Joseph Rona was a German cameraman, who, like many other of his colleagues (e.g., Albert Kuhn), came to Ukraine invited by VUFKU in 1925 and worked there on contract until the early 1930s.
In Germany Rona shot a number of films, also as a director.
His début in Ukraine was the film Vasia the Reformer. First, Rona worked on it as a cameraman, and when the film director Favst Lopatynskyi was suspended, Rona took his position.
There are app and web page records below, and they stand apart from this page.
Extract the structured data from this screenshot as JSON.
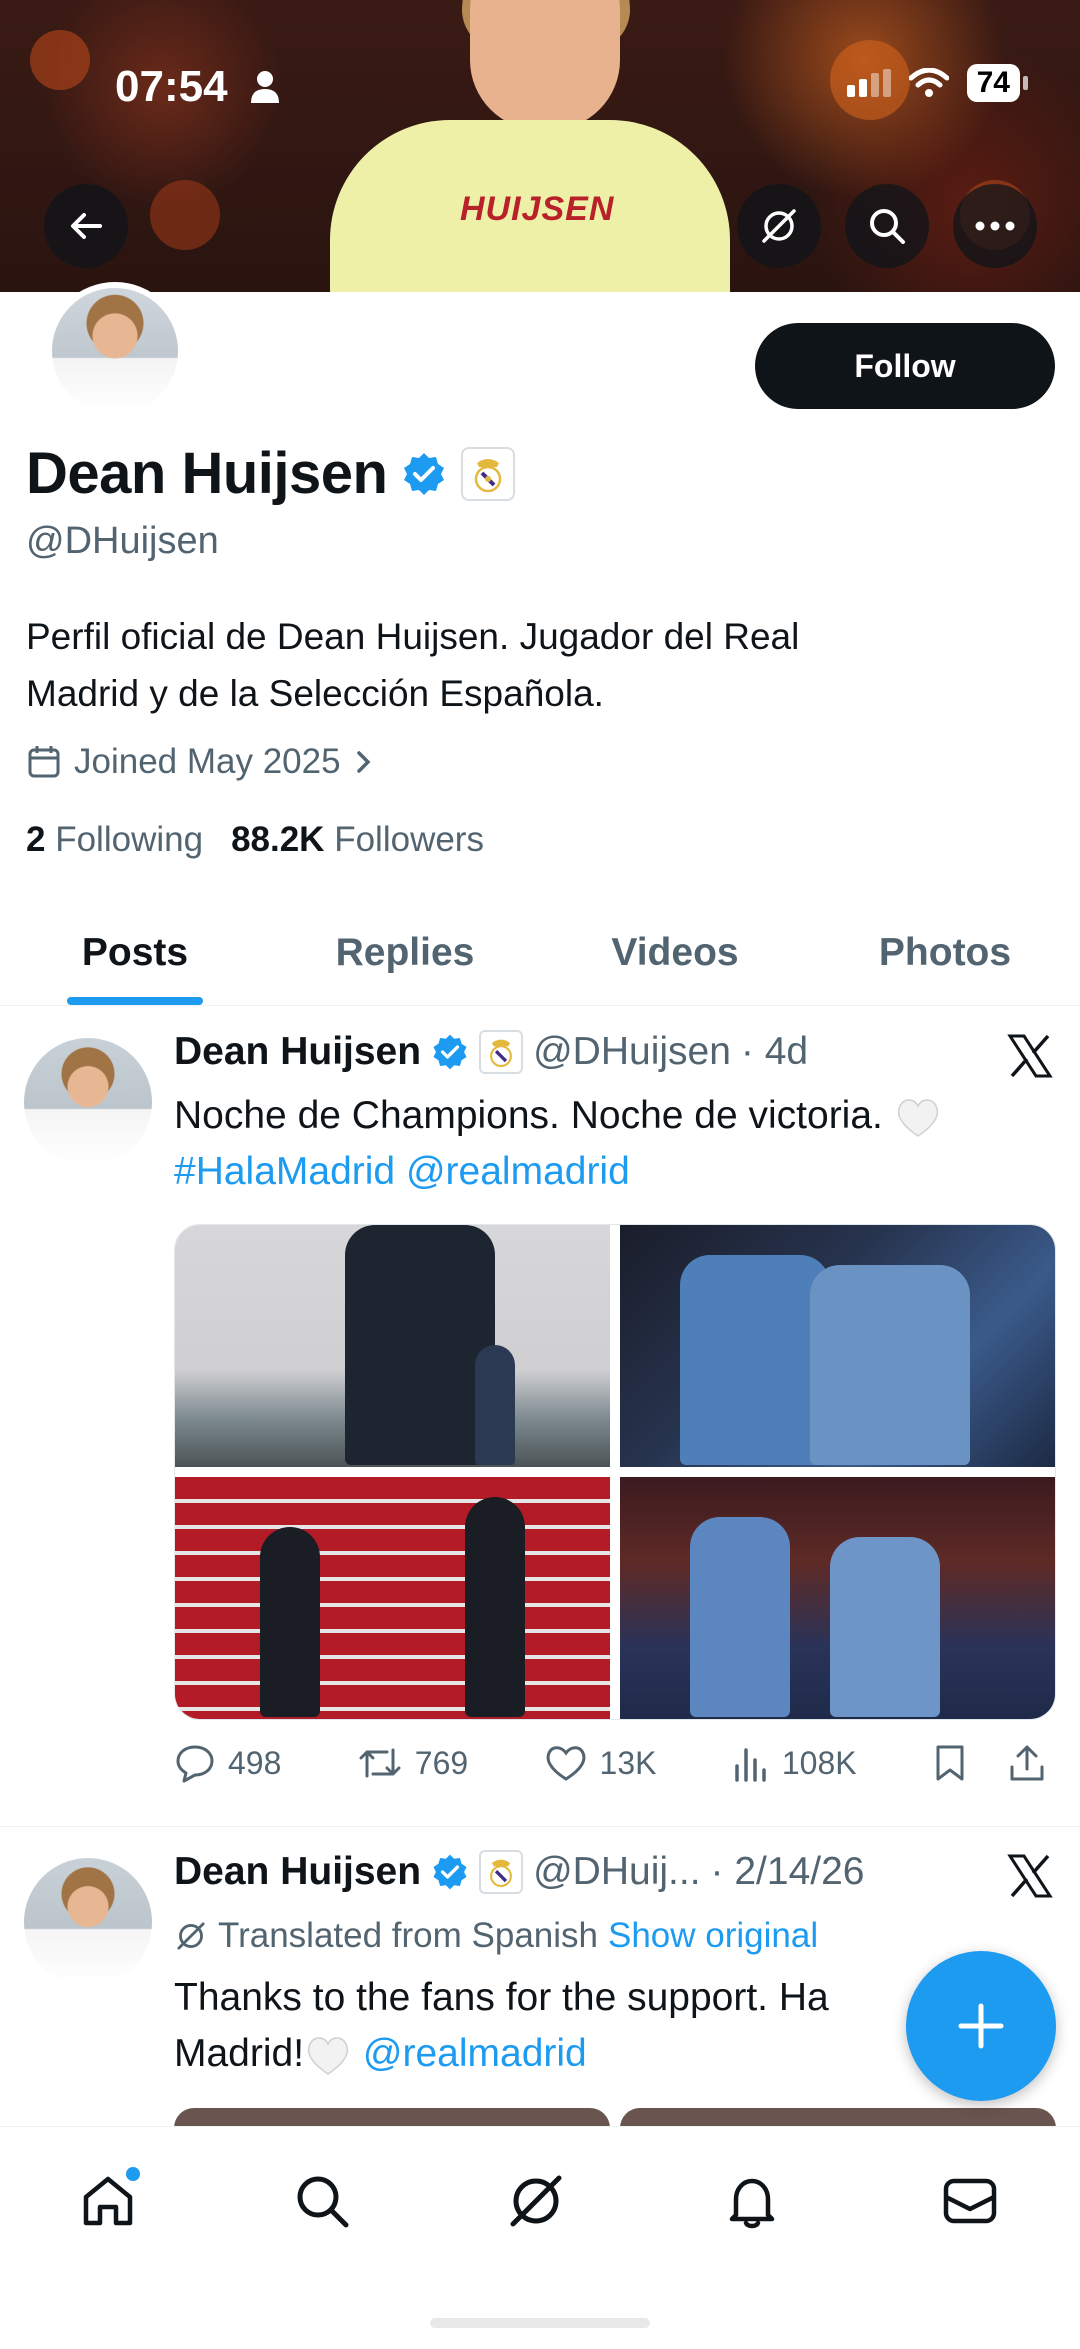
{
  "status_bar": {
    "time": "07:54",
    "battery": "74"
  },
  "banner": {
    "jersey_name": "HUIJSEN"
  },
  "profile": {
    "name": "Dean Huijsen",
    "handle": "@DHuijsen",
    "bio_line1": "Perfil oficial de Dean Huijsen. Jugador del Real",
    "bio_line2": "Madrid y de la Selección Española.",
    "joined": "Joined May 2025",
    "following_count": "2",
    "following_label": "Following",
    "followers_count": "88.2K",
    "followers_label": "Followers",
    "follow_label": "Follow"
  },
  "tabs": [
    {
      "label": "Posts",
      "active": true
    },
    {
      "label": "Replies",
      "active": false
    },
    {
      "label": "Videos",
      "active": false
    },
    {
      "label": "Photos",
      "active": false
    }
  ],
  "posts": [
    {
      "name": "Dean Huijsen",
      "handle": "@DHuijsen",
      "time": "· 4d",
      "text": "Noche de Champions. Noche de victoria.",
      "hashtag": "#HalaMadrid",
      "mention": "@realmadrid",
      "replies": "498",
      "reposts": "769",
      "likes": "13K",
      "views": "108K"
    },
    {
      "name": "Dean Huijsen",
      "handle": "@DHuij...",
      "time": "· 2/14/26",
      "translated": "Translated from Spanish",
      "show_original": "Show original",
      "text_line1": "Thanks to the fans for the support. Ha",
      "text_line2": "Madrid!",
      "mention": "@realmadrid"
    }
  ],
  "colors": {
    "accent": "#1d9bf0",
    "text": "#0f1419",
    "secondary": "#536471"
  },
  "icons": [
    "back-arrow-icon",
    "grok-icon",
    "search-icon",
    "more-icon",
    "verified-icon",
    "calendar-icon",
    "chevron-right-icon",
    "x-logo-icon",
    "reply-icon",
    "repost-icon",
    "like-icon",
    "views-icon",
    "bookmark-icon",
    "share-icon",
    "plus-icon",
    "home-icon",
    "notifications-icon",
    "messages-icon"
  ]
}
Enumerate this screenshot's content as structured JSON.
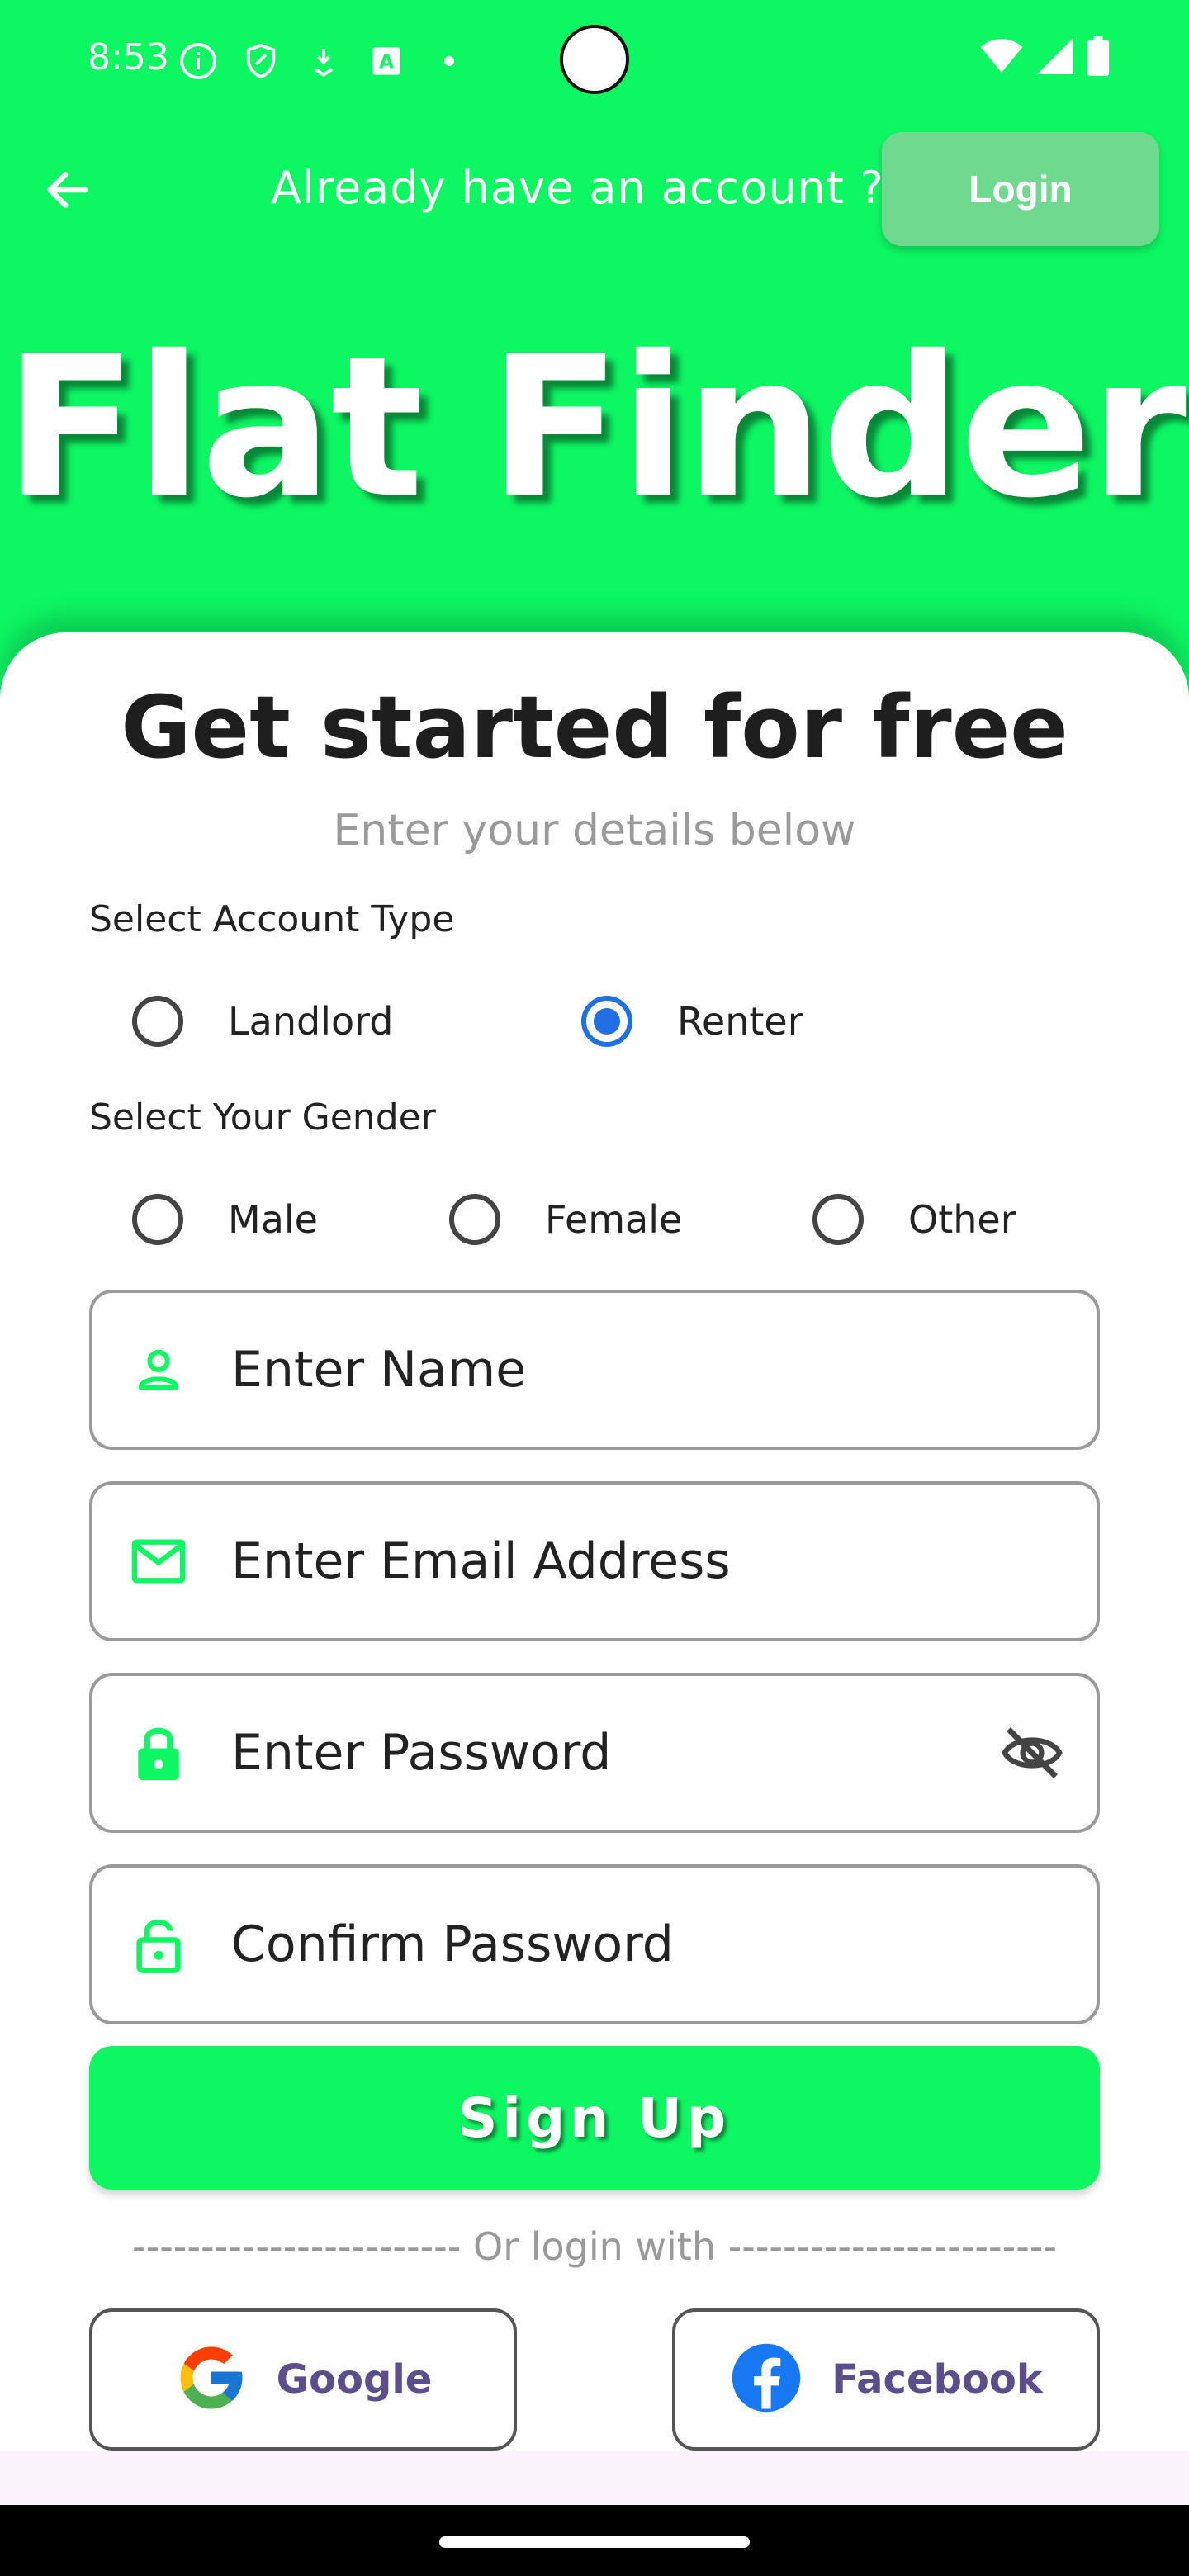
{
  "status_bar": {
    "time": "8:53",
    "icons_left": [
      "info-icon",
      "shield-icon",
      "download-icon",
      "font-icon",
      "dot-icon"
    ],
    "icons_right": [
      "wifi-icon",
      "signal-icon",
      "battery-icon"
    ]
  },
  "header": {
    "already_text": "Already have an account ?",
    "login_label": "Login"
  },
  "app_title": "Flat Finder",
  "form": {
    "heading": "Get started for free",
    "subheading": "Enter your details below",
    "account_type_label": "Select Account Type",
    "account_types": [
      {
        "label": "Landlord",
        "selected": false
      },
      {
        "label": "Renter",
        "selected": true
      }
    ],
    "gender_label": "Select Your Gender",
    "genders": [
      {
        "label": "Male",
        "selected": false
      },
      {
        "label": "Female",
        "selected": false
      },
      {
        "label": "Other",
        "selected": false
      }
    ],
    "name_placeholder": "Enter Name",
    "email_placeholder": "Enter Email Address",
    "password_placeholder": "Enter Password",
    "confirm_placeholder": "Confirm Password",
    "signup_label": "Sign Up",
    "or_login": "------------------------ Or login with ------------------------",
    "google_label": "Google",
    "facebook_label": "Facebook"
  },
  "colors": {
    "brand_green": "#0DF763",
    "login_button": "#6FD98F",
    "radio_selected": "#1F6FE5",
    "social_text": "#5C4E8C"
  }
}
While shooting the film, he had a conflict with the young scriptwriter Oleksandr Dovzhenko, which cemented his reputation of a haughty and always grumbling person. It is known that he refused to share experience with anyone, and demanded “not an assistant, but rather an unskilled worker who would carry the tripod” (as recollected by the assistant director Oleksii Shvachko). However, it did not prevent Rona from becoming a cameraman of Oleksandr Dovzhenko’s début film Love’s Berries, where he worked together with Danylo Demutskyi, a future cameraman of the legendary films Arsenal and Earth.
At VUFKU Joseph Rona also worked on films Boryslav is Laughing (1927), Sold Appetite (1928), and Zakhar Berkut (1929).
In 1930, Rona filmed the documentary Man and a Monkey, which was considered lost for a long time, but was found at Tokyo Film Archive in 2017 and returned to Ukraine due to the Dovzhenko Centre’s efforts.